Across the records below, how many lines contain the string "amount"? Give the number by itself.

(Records from a data collection)
------------------------------------------------

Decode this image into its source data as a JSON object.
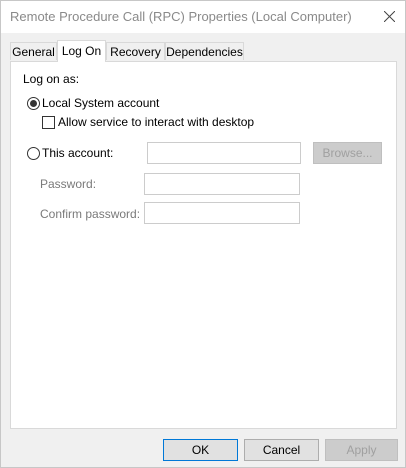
{
  "window": {
    "title": "Remote Procedure Call (RPC) Properties (Local Computer)"
  },
  "tabs": [
    {
      "label": "General"
    },
    {
      "label": "Log On"
    },
    {
      "label": "Recovery"
    },
    {
      "label": "Dependencies"
    }
  ],
  "logon": {
    "heading": "Log on as:",
    "local_system_label": "Local System account",
    "local_system_selected": true,
    "interact_desktop_label": "Allow service to interact with desktop",
    "interact_desktop_checked": false,
    "this_account_label": "This account:",
    "this_account_selected": false,
    "account_value": "",
    "browse_label": "Browse...",
    "password_label": "Password:",
    "password_value": "",
    "confirm_password_label": "Confirm password:",
    "confirm_password_value": ""
  },
  "footer": {
    "ok_label": "OK",
    "cancel_label": "Cancel",
    "apply_label": "Apply"
  }
}
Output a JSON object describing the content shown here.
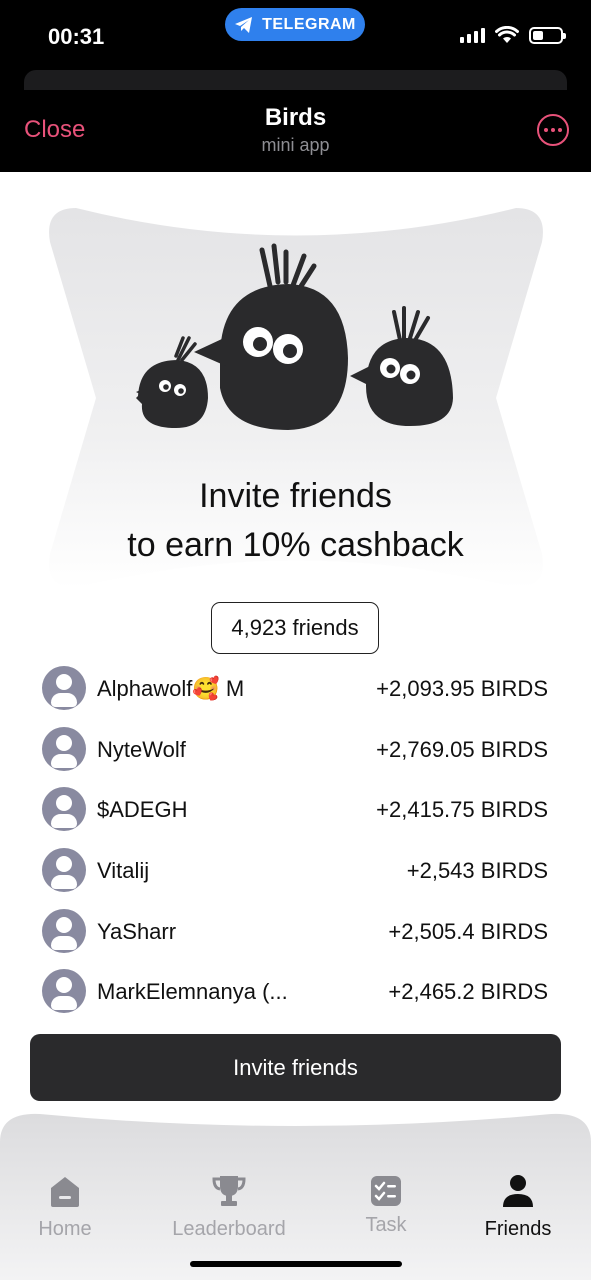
{
  "status_bar": {
    "time": "00:31",
    "pill_label": "TELEGRAM",
    "battery_level_percent": 40
  },
  "header": {
    "close_label": "Close",
    "title": "Birds",
    "subtitle": "mini app"
  },
  "hero": {
    "line1": "Invite friends",
    "line2": "to earn 10% cashback"
  },
  "friends_count": "4,923 friends",
  "friends": [
    {
      "name": "Alphawolf🥰 M",
      "amount": "+2,093.95 BIRDS"
    },
    {
      "name": "NyteWolf",
      "amount": "+2,769.05 BIRDS"
    },
    {
      "name": "$ADEGH",
      "amount": "+2,415.75 BIRDS"
    },
    {
      "name": "Vitalij",
      "amount": "+2,543 BIRDS"
    },
    {
      "name": "YaSharr",
      "amount": "+2,505.4 BIRDS"
    },
    {
      "name": "MarkElemnanya (...",
      "amount": "+2,465.2 BIRDS"
    }
  ],
  "invite_button": "Invite friends",
  "nav": {
    "home": "Home",
    "leaderboard": "Leaderboard",
    "task": "Task",
    "friends": "Friends",
    "active": "friends"
  },
  "colors": {
    "accent": "#e8527a",
    "telegram_pill": "#2f80ed",
    "invite_button": "#2a2a2c",
    "avatar": "#898aa0"
  }
}
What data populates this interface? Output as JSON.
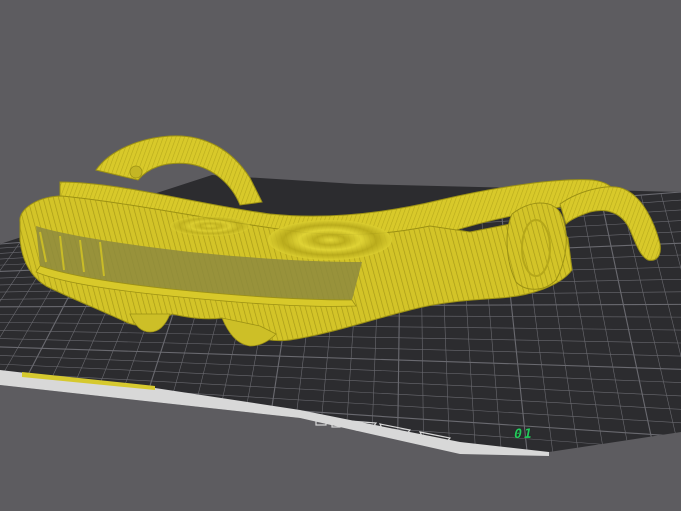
{
  "viewport": {
    "background_color": "#5d5c60"
  },
  "build_plate": {
    "surface_color": "#2c2c2f",
    "grid_color": "#6a6a70",
    "edge_label_color": "#d8d8d8",
    "plate_number": "01",
    "plate_number_color": "#23c95a"
  },
  "model": {
    "name": "sliced-visor-glasses",
    "color": "#d8c92a",
    "highlight_color": "#eadf3a",
    "shadow_color": "#9c9114",
    "lens_color": "#8d8a3e"
  }
}
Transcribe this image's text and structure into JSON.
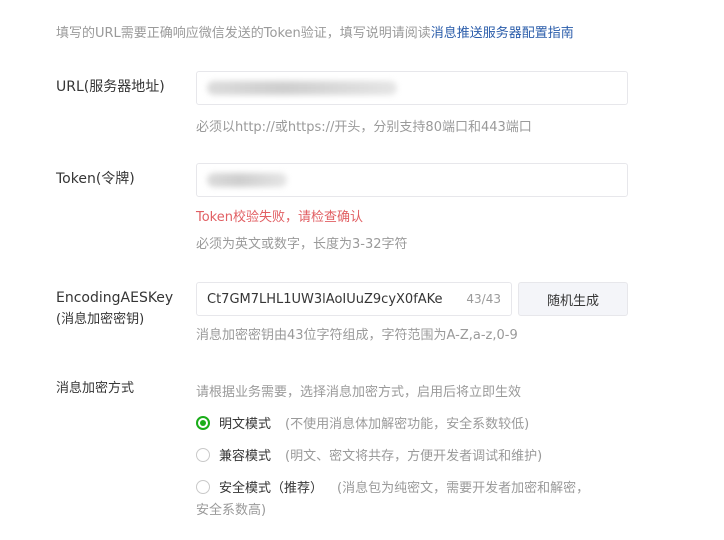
{
  "intro": {
    "text": "填写的URL需要正确响应微信发送的Token验证，填写说明请阅读",
    "link": "消息推送服务器配置指南"
  },
  "url": {
    "label": "URL(服务器地址)",
    "hint": "必须以http://或https://开头，分别支持80端口和443端口"
  },
  "token": {
    "label": "Token(令牌)",
    "error": "Token校验失败，请检查确认",
    "hint": "必须为英文或数字，长度为3-32字符"
  },
  "aes": {
    "label_line1": "EncodingAESKey",
    "label_line2": "(消息加密密钥)",
    "value": "Ct7GM7LHL1UW3lAoIUuZ9cyX0fAKe",
    "counter": "43/43",
    "button": "随机生成",
    "hint": "消息加密密钥由43位字符组成，字符范围为A-Z,a-z,0-9"
  },
  "encrypt": {
    "label": "消息加密方式",
    "hint": "请根据业务需要，选择消息加密方式，启用后将立即生效",
    "options": [
      {
        "label": "明文模式",
        "desc": "(不使用消息体加解密功能，安全系数较低)",
        "checked": true
      },
      {
        "label": "兼容模式",
        "desc": "(明文、密文将共存，方便开发者调试和维护)",
        "checked": false
      },
      {
        "label": "安全模式（推荐）",
        "desc": "(消息包为纯密文，需要开发者加密和解密，",
        "desc2": "安全系数高)",
        "checked": false
      }
    ]
  },
  "colors": {
    "accent_green": "#1aad19",
    "error_red": "#e15f63",
    "link_blue": "#2a5caa"
  }
}
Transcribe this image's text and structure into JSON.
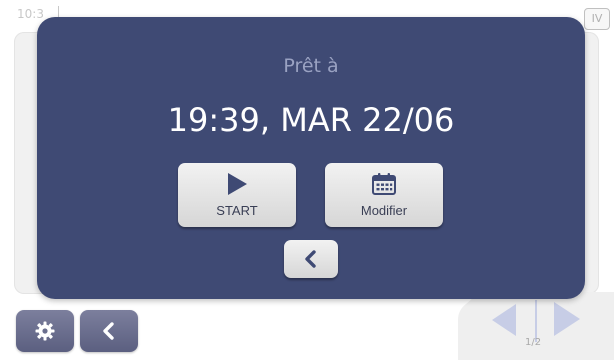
{
  "background": {
    "clock_text": "10:3",
    "badge_text": "IV",
    "page_indicator": "1/2",
    "icons": {
      "settings": "gear-icon",
      "back": "chevron-left-icon",
      "nav_previous": "triangle-left-icon",
      "nav_next": "triangle-right-icon"
    }
  },
  "dialog": {
    "title": "Prêt à",
    "datetime": "19:39, MAR 22/06",
    "start_button": {
      "label": "START",
      "icon": "play-icon"
    },
    "modify_button": {
      "label": "Modifier",
      "icon": "calendar-icon"
    },
    "back_button": {
      "icon": "chevron-left-icon"
    }
  },
  "colors": {
    "dialog_background": "#3f4a74",
    "dialog_title": "#9aa2c2",
    "dialog_text": "#ffffff",
    "button_face": "#e4e4e4",
    "icon_accent": "#3f4a74",
    "bottom_button": "#6b6f8e",
    "nav_arrow": "#c7cde6"
  }
}
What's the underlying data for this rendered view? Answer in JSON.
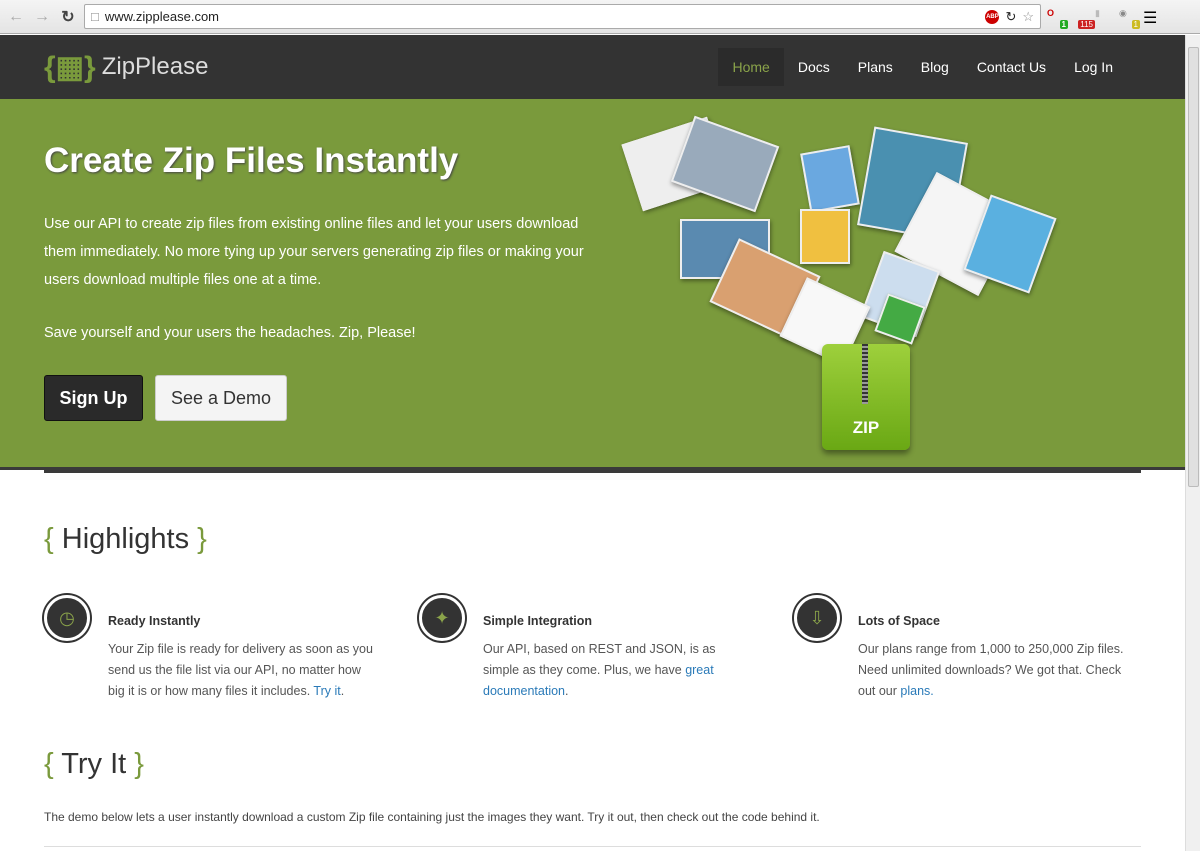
{
  "browser": {
    "url": "www.zipplease.com",
    "ext_badge": "115"
  },
  "nav": {
    "logo": "ZipPlease",
    "items": [
      "Home",
      "Docs",
      "Plans",
      "Blog",
      "Contact Us",
      "Log In"
    ]
  },
  "hero": {
    "title": "Create Zip Files Instantly",
    "p1": "Use our API to create zip files from existing online files and let your users download them immediately. No more tying up your servers generating zip files or making your users download multiple files one at a time.",
    "p2": "Save yourself and your users the headaches. Zip, Please!",
    "signup": "Sign Up",
    "demo": "See a Demo",
    "zip_label": "ZIP"
  },
  "highlights": {
    "open": "{",
    "close": "}",
    "title": "Highlights",
    "items": [
      {
        "title": "Ready Instantly",
        "text": "Your Zip file is ready for delivery as soon as you send us the file list via our API, no matter how big it is or how many files it includes. ",
        "link": "Try it",
        "after": "."
      },
      {
        "title": "Simple Integration",
        "text": "Our API, based on REST and JSON, is as simple as they come. Plus, we have ",
        "link": "great documentation",
        "after": "."
      },
      {
        "title": "Lots of Space",
        "text": "Our plans range from 1,000 to 250,000 Zip files. Need unlimited downloads? We got that. Check out our ",
        "link": "plans.",
        "after": ""
      }
    ]
  },
  "tryit": {
    "title": "Try It",
    "intro": "The demo below lets a user instantly download a custom Zip file containing just the images they want. Try it out, then check out the code behind it."
  }
}
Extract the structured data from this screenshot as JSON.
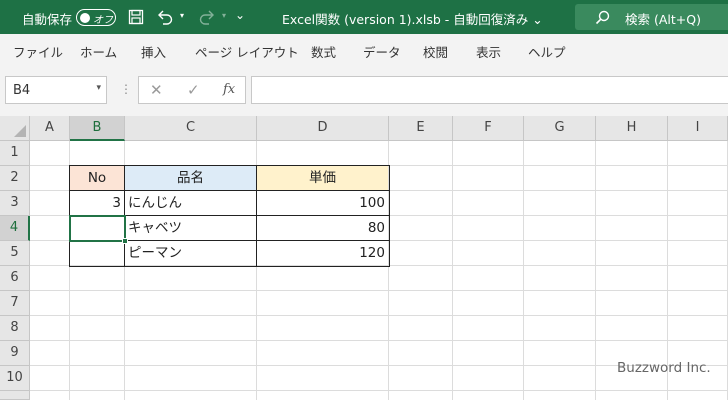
{
  "titlebar": {
    "autosave_label": "自動保存",
    "autosave_state": "オフ",
    "doc_title": "Excel関数 (version 1).xlsb  -  自動回復済み  ⌄",
    "search_label": "検索 (Alt+Q)",
    "qat_more": "⌄",
    "undo_caret": "▾",
    "redo_caret": "▾"
  },
  "ribbon": {
    "tabs": [
      "ファイル",
      "ホーム",
      "挿入",
      "ページ レイアウト",
      "数式",
      "データ",
      "校閲",
      "表示",
      "ヘルプ"
    ]
  },
  "formula_bar": {
    "name_box": "B4",
    "name_caret": "▾",
    "separator": "⋮",
    "cancel_glyph": "✕",
    "confirm_glyph": "✓",
    "fx_label": "fx",
    "formula": ""
  },
  "grid": {
    "columns": [
      "A",
      "B",
      "C",
      "D",
      "E",
      "F",
      "G",
      "H",
      "I"
    ],
    "rows": [
      "1",
      "2",
      "3",
      "4",
      "5",
      "6",
      "7",
      "8",
      "9",
      "10"
    ],
    "selected_cell": "B4",
    "table": {
      "headers": [
        "No",
        "品名",
        "単価"
      ],
      "rows": [
        {
          "no": "3",
          "name": "にんじん",
          "price": "100"
        },
        {
          "no": "",
          "name": "キャベツ",
          "price": "80"
        },
        {
          "no": "",
          "name": "ピーマン",
          "price": "120"
        }
      ]
    }
  },
  "watermark": "Buzzword Inc.",
  "colors": {
    "titlebar": "#1e7145",
    "accent": "#217346",
    "header_no": "#fce4d6",
    "header_name": "#ddebf7",
    "header_price": "#fff2cc"
  },
  "icons": [
    "save-icon",
    "undo-icon",
    "redo-icon",
    "search-icon",
    "corner-select-all-icon"
  ]
}
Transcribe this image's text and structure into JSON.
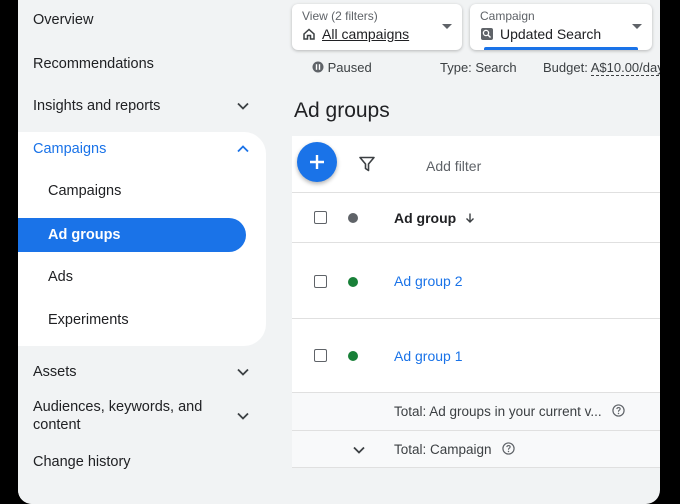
{
  "colors": {
    "accent": "#1a73e8",
    "enabled_dot": "#188038",
    "header_dot": "#5f6368"
  },
  "sidebar": {
    "overview": "Overview",
    "recommendations": "Recommendations",
    "insights": "Insights and reports",
    "campaigns_section": "Campaigns",
    "sub": {
      "campaigns": "Campaigns",
      "ad_groups": "Ad groups",
      "ads": "Ads",
      "experiments": "Experiments"
    },
    "assets": "Assets",
    "audiences_line1": "Audiences, keywords, and",
    "audiences_line2": "content",
    "change_history": "Change history"
  },
  "view_filter": {
    "label": "View (2 filters)",
    "value": "All campaigns"
  },
  "campaign_select": {
    "label": "Campaign",
    "value": "Updated Search"
  },
  "status": {
    "state": "Paused",
    "type": "Type: Search",
    "budget_label": "Budget:",
    "budget_value": "A$10.00/day"
  },
  "page_title": "Ad groups",
  "toolbar": {
    "add_filter": "Add filter"
  },
  "table": {
    "header": "Ad group",
    "rows": [
      {
        "name": "Ad group 2"
      },
      {
        "name": "Ad group 1"
      }
    ],
    "total_current": "Total: Ad groups in your current v...",
    "total_campaign": "Total: Campaign"
  }
}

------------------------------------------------

→ Result:
6